When my marriage ended I was shattered. Heartbroken, but more than that, deeply wounded by words and actions inflicted. It took me years to feel like myself again. And once I did I was gun shy, unwilling to ever be put in that position again. Unwilling to ever again be made to feel badly about who I am by someone with whom I was intimate.
It was armor, but it was necessary armor, at least at first. I needed the walls around my heart and life to give me space to heal, to figure out what was next, to come to terms with what had happened and who I had become. I needed the space to find my way back to myself.
In this midst of this I thought that I was called to celibacy, not because I was afraid of intimacy or because I thought my sexuality or gender identity were sinful (I most certainly do not and I think celibacy chosen for those reasons is toxic both spiritually and physically), but because I wanted to put my work first. I wanted to focus on my writing and on my calling as a priest to those on the margins. I felt like being in a relationship would be a distraction; that I would have to constantly be choosing between my work and my partner and that I would be frustrated.
I was always clear with people that I wasn’t closed off to a relationship; that I wasn’t saying this was forever (even as I thought it was pretty much forever) but that I wasn’t going to seek someone out. I wasn’t going to date around or set up an online dating profile. Not because there is anything wrong with those things, but because I didn’t like what they did to me. I didn’t like the stress and anxiety of sending messages or going out with strangers. I didn’t like the way that I wanted to check my profile a bunch of times a day to see if anyone had viewed it (and if they did to wonder why they hadn’t messaged me). I didn’t want to worry about when or if I should come out as transgender and the fear that brought up. It was time consuming and time was the one thing I didn’t feel like I wanted to waste.
So I deleted my short-lived OKCupid account and I settled in to a solitary life. And I liked it. I learned a lot in those 7 years. I learned, again, how to be comfortable with myself. I remembered my need for silence and space and embraced that. I became more comfortable with my masculinity. I figured out a lot about the things that are non-negotiables for me.
But it wasn’t just learning about myself; I learned how to be a better friend. How to be present with people with no other reason than to be present with them. When dating or a relationship was off the table I was able to simply be. And because I didn’t have a partner I was more available to friends when they needed me. I learned how to rest in friendship, how to revel in it. I learned to accept love and help.

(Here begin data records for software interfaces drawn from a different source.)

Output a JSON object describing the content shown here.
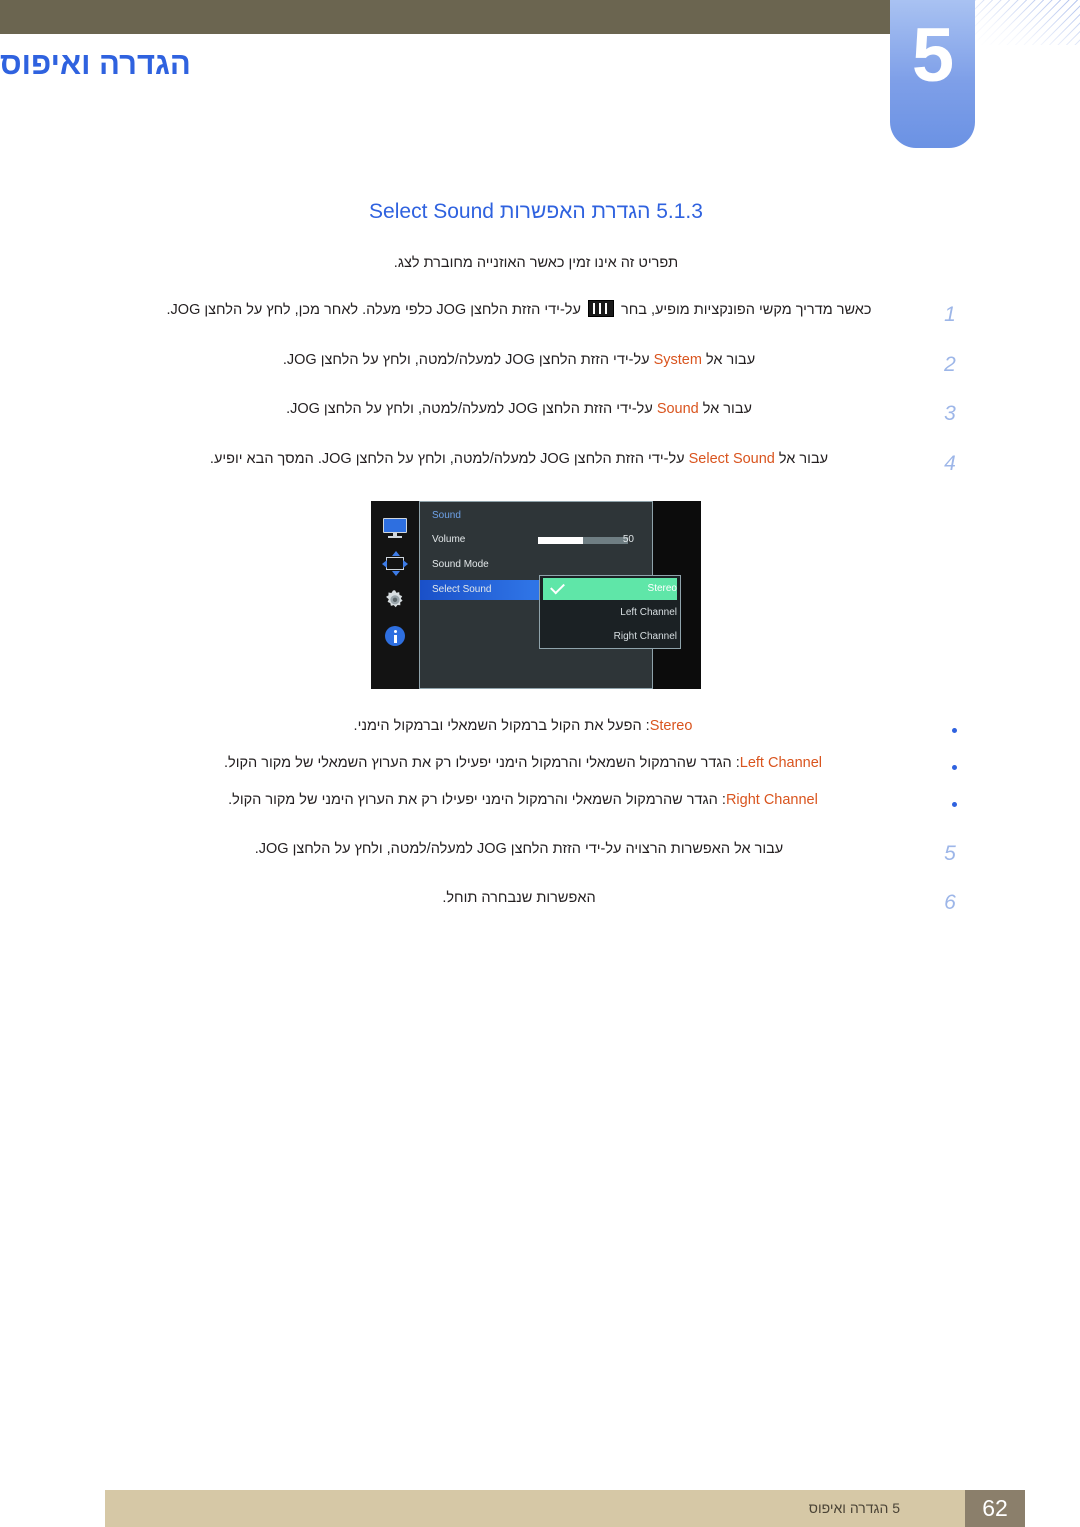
{
  "header": {
    "chapter_number": "5",
    "chapter_title": "הגדרה ואיפוס"
  },
  "section": {
    "heading": "5.1.3 הגדרת האפשרות Select Sound",
    "intro_note": "תפריט זה אינו זמין כאשר האוזנייה מחוברת לצג."
  },
  "steps": [
    {
      "num": "1",
      "text_before_icon": "כאשר מדריך מקשי הפונקציות מופיע, בחר ",
      "icon": "function-key-guide-icon",
      "text_after_icon": " על-ידי הזזת הלחצן JOG כלפי מעלה. לאחר מכן, לחץ על הלחצן JOG."
    },
    {
      "num": "2",
      "text_start": "עבור אל ",
      "highlight": "System",
      "text_end": " על-ידי הזזת הלחצן JOG למעלה/למטה, ולחץ על הלחצן JOG."
    },
    {
      "num": "3",
      "text_start": "עבור אל ",
      "highlight": "Sound",
      "text_end": " על-ידי הזזת הלחצן JOG למעלה/למטה, ולחץ על הלחצן JOG."
    },
    {
      "num": "4",
      "text_start": "עבור אל ",
      "highlight": "Select Sound",
      "text_end": " על-ידי הזזת הלחצן JOG למעלה/למטה, ולחץ על הלחצן JOG. המסך הבא יופיע."
    }
  ],
  "steps_after": [
    {
      "num": "5",
      "text": "עבור אל האפשרות הרצויה על-ידי הזזת הלחצן JOG למעלה/למטה, ולחץ על הלחצן JOG."
    },
    {
      "num": "6",
      "text": "האפשרות שנבחרה תוחל."
    }
  ],
  "osd": {
    "title": "Sound",
    "sidebar_icons": [
      "monitor-icon",
      "picture-position-icon",
      "gear-icon",
      "info-icon"
    ],
    "rows": [
      {
        "label": "Volume",
        "value": "50",
        "slider_percent": 50
      },
      {
        "label": "Sound Mode",
        "value": ""
      },
      {
        "label": "Select Sound",
        "value": "",
        "selected": true
      }
    ],
    "submenu": [
      {
        "label": "Stereo",
        "checked": true
      },
      {
        "label": "Left Channel",
        "checked": false
      },
      {
        "label": "Right Channel",
        "checked": false
      }
    ]
  },
  "bullets": [
    {
      "term": "Stereo",
      "text": ": הפעל את הקול ברמקול השמאלי וברמקול הימני."
    },
    {
      "term": "Left Channel",
      "text": ": הגדר שהרמקול השמאלי והרמקול הימני יפעילו רק את הערוץ השמאלי של מקור הקול."
    },
    {
      "term": "Right Channel",
      "text": ": הגדר שהרמקול השמאלי והרמקול הימני יפעילו רק את הערוץ הימני של מקור הקול."
    }
  ],
  "footer": {
    "text": "5 הגדרה ואיפוס",
    "page_number": "62"
  },
  "colors": {
    "accent_blue": "#2f62df",
    "highlight_orange": "#d9541e",
    "olive_bar": "#6b6550",
    "footer_bg": "#d6c8a6",
    "footer_page_bg": "#8b7f6b",
    "osd_selected_green": "#5fe6a8",
    "osd_selected_blue": "#2f74e6"
  }
}
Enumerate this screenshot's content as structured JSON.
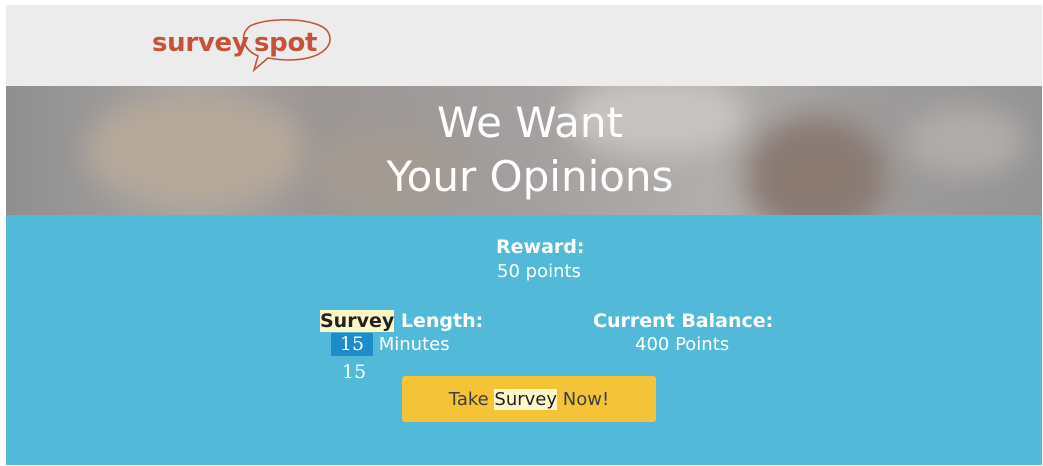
{
  "brand": {
    "logo_part1": "survey",
    "logo_part2": "spot",
    "logo_color": "#c4533a"
  },
  "hero": {
    "line1": "We Want",
    "line2": "Your Opinions"
  },
  "reward": {
    "label": "Reward:",
    "value": "50 points"
  },
  "survey_length": {
    "label_highlight": "Survey",
    "label_rest": " Length:",
    "minutes_highlight": "15",
    "minutes_unit": " Minutes",
    "overlay_number": "15"
  },
  "balance": {
    "label": "Current Balance:",
    "value": "400 Points"
  },
  "cta": {
    "text_before": "Take ",
    "text_highlight": "Survey",
    "text_after": " Now!"
  },
  "colors": {
    "panel_bg": "#52bad8",
    "cta_bg": "#f5c338",
    "topbar_bg": "#ececec",
    "highlight_yellow": "#fdf7c8",
    "highlight_blue": "#1e8cc8"
  }
}
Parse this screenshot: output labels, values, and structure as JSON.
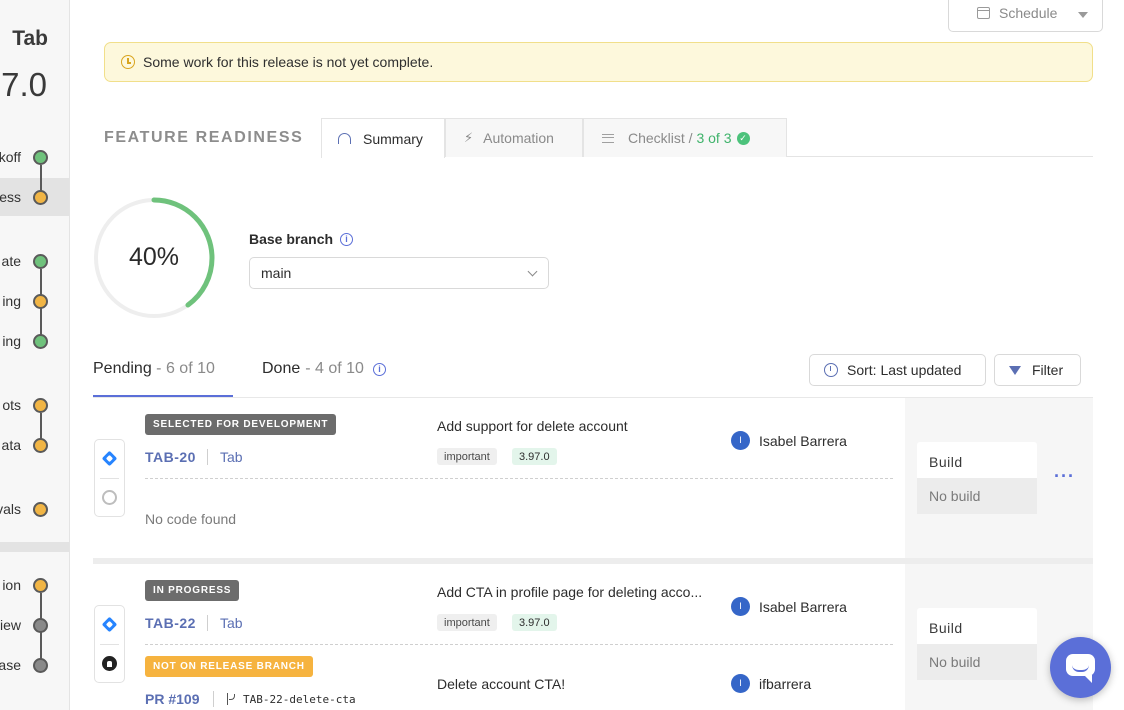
{
  "sidebar": {
    "title": "Tab",
    "version": "7.0",
    "steps": [
      {
        "label": "koff",
        "status": "green"
      },
      {
        "label": "ess",
        "status": "yellow",
        "active": true
      },
      {
        "label": "ate",
        "status": "green"
      },
      {
        "label": "ing",
        "status": "yellow"
      },
      {
        "label": "ing",
        "status": "green"
      },
      {
        "label": "ots",
        "status": "yellow"
      },
      {
        "label": "ata",
        "status": "yellow"
      },
      {
        "label": "vals",
        "status": "yellow"
      },
      {
        "label": "ion",
        "status": "yellow"
      },
      {
        "label": "iew",
        "status": "gray"
      },
      {
        "label": "ase",
        "status": "gray"
      }
    ]
  },
  "header": {
    "schedule_label": "Schedule"
  },
  "warning": {
    "text": "Some work for this release is not yet complete."
  },
  "readiness": {
    "title": "FEATURE READINESS",
    "tabs": {
      "summary": "Summary",
      "automation": "Automation",
      "checklist_prefix": "Checklist / ",
      "checklist_count": "3 of 3"
    },
    "progress_text": "40%",
    "progress_value": 0.4,
    "base_branch_label": "Base branch",
    "base_branch_value": "main"
  },
  "list": {
    "pending_label": "Pending",
    "pending_count": "- 6 of 10",
    "done_label": "Done",
    "done_count": "- 4 of 10",
    "sort_label": "Sort: Last updated",
    "filter_label": "Filter",
    "items": [
      {
        "status": "SELECTED FOR DEVELOPMENT",
        "key": "TAB-20",
        "project": "Tab",
        "title": "Add support for delete account",
        "tags": [
          "important",
          "3.97.0"
        ],
        "assignee": "Isabel Barrera",
        "assignee_initial": "I",
        "no_code": "No code found",
        "build_label": "Build",
        "build_value": "No build"
      },
      {
        "status": "IN PROGRESS",
        "key": "TAB-22",
        "project": "Tab",
        "title": "Add CTA in profile page for deleting acco...",
        "tags": [
          "important",
          "3.97.0"
        ],
        "assignee": "Isabel Barrera",
        "assignee_initial": "I",
        "pr_status": "NOT ON RELEASE BRANCH",
        "pr_number": "PR #109",
        "pr_branch": "TAB-22-delete-cta",
        "pr_title": "Delete account CTA!",
        "pr_author": "ifbarrera",
        "pr_author_initial": "I",
        "build_label": "Build",
        "build_value": "No build"
      }
    ],
    "more_label": "···"
  },
  "colors": {
    "accent": "#5b6fd8",
    "green": "#6fc27c",
    "yellow": "#f1b545",
    "warning_bg": "#fdf8dc"
  }
}
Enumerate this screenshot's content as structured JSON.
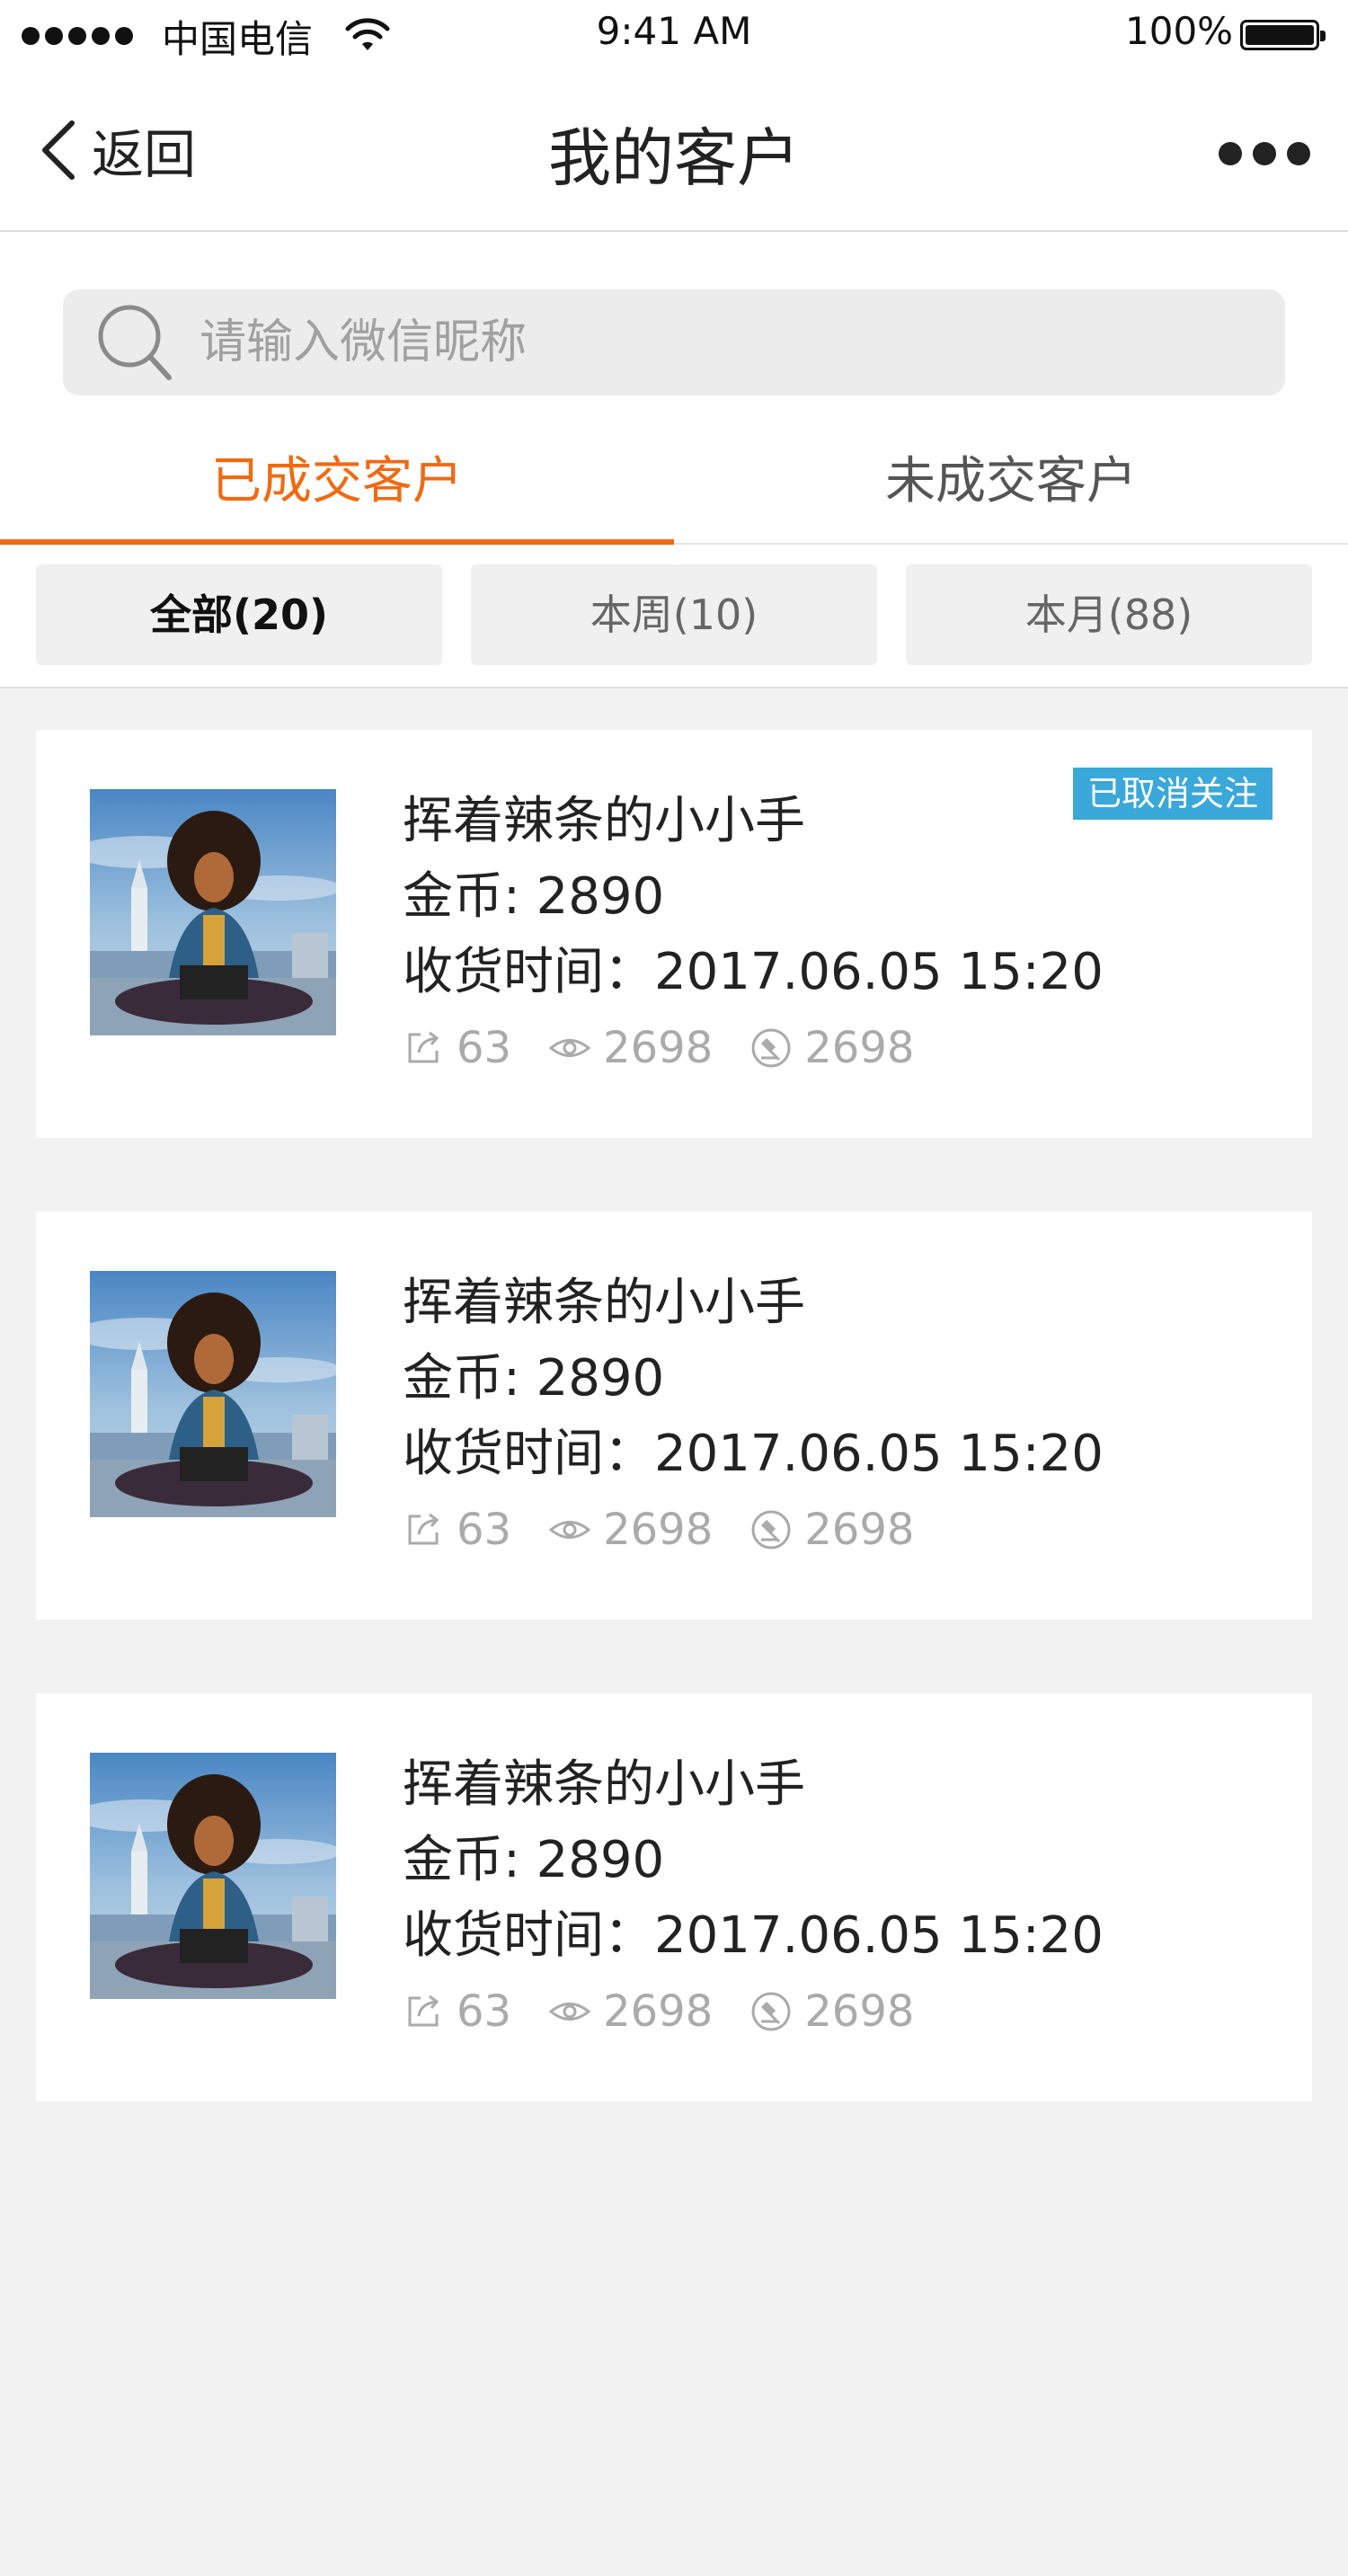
{
  "status_bar": {
    "carrier": "中国电信",
    "time": "9:41 AM",
    "battery": "100%"
  },
  "nav": {
    "back_label": "返回",
    "title": "我的客户"
  },
  "search": {
    "placeholder": "请输入微信昵称"
  },
  "tabs": [
    {
      "label": "已成交客户",
      "active": true
    },
    {
      "label": "未成交客户",
      "active": false
    }
  ],
  "filters": [
    {
      "label": "全部(20)",
      "active": true
    },
    {
      "label": "本周(10)",
      "active": false
    },
    {
      "label": "本月(88)",
      "active": false
    }
  ],
  "customers": [
    {
      "name": "挥着辣条的小小手",
      "coins": "金币: 2890",
      "receipt_time": "收货时间：2017.06.05 15:20",
      "shares": "63",
      "views": "2698",
      "deals": "2698",
      "badge": "已取消关注"
    },
    {
      "name": "挥着辣条的小小手",
      "coins": "金币: 2890",
      "receipt_time": "收货时间：2017.06.05 15:20",
      "shares": "63",
      "views": "2698",
      "deals": "2698"
    },
    {
      "name": "挥着辣条的小小手",
      "coins": "金币: 2890",
      "receipt_time": "收货时间：2017.06.05 15:20",
      "shares": "63",
      "views": "2698",
      "deals": "2698"
    }
  ],
  "colors": {
    "accent": "#f06a12",
    "badge": "#3aa8d8",
    "background": "#f2f2f2"
  },
  "icons": {
    "share": "share-icon",
    "views": "eye-icon",
    "deals": "hammer-icon"
  }
}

I am so thankful for my years of celibacy, for all that they taught me. They were vital years that deepened my life in ways I am still learning to articulate. And, oddly enough, those years are also teaching me how to be a better boyfriend.
A little over a year ago, in the process of doing a show, I met a woman who was first a co-artist, then a friend, then something more than a friend. Neither of us were looking for it. Neither of us were expecting it. And now, ten months into our relationship, both of us are still trying to make sense of it.
Here’s what I do know; the next stage of my learning as a man and as a human is happening here.
From letting down the armor I had built up around my heart and my body, to learning what it means to be with someone who shares emotional labor, to learning to communicate, to embracing vulnerability even when I am afraid. These are the lessons that I am a learning and I am becoming a better person because of it.
I feel nothing but gratitude for my years of celibacy and all they taught me. I don’t feel like I have abandoned anything by entering into a relationship. Instead I am following a path that is hopefully making me the fullest and truest version of myself.
So I lean into her embrace, I allow myself to be soft and often, and I practice the art of being present; right here, right now. Whatever comes next, in this moment I am grateful.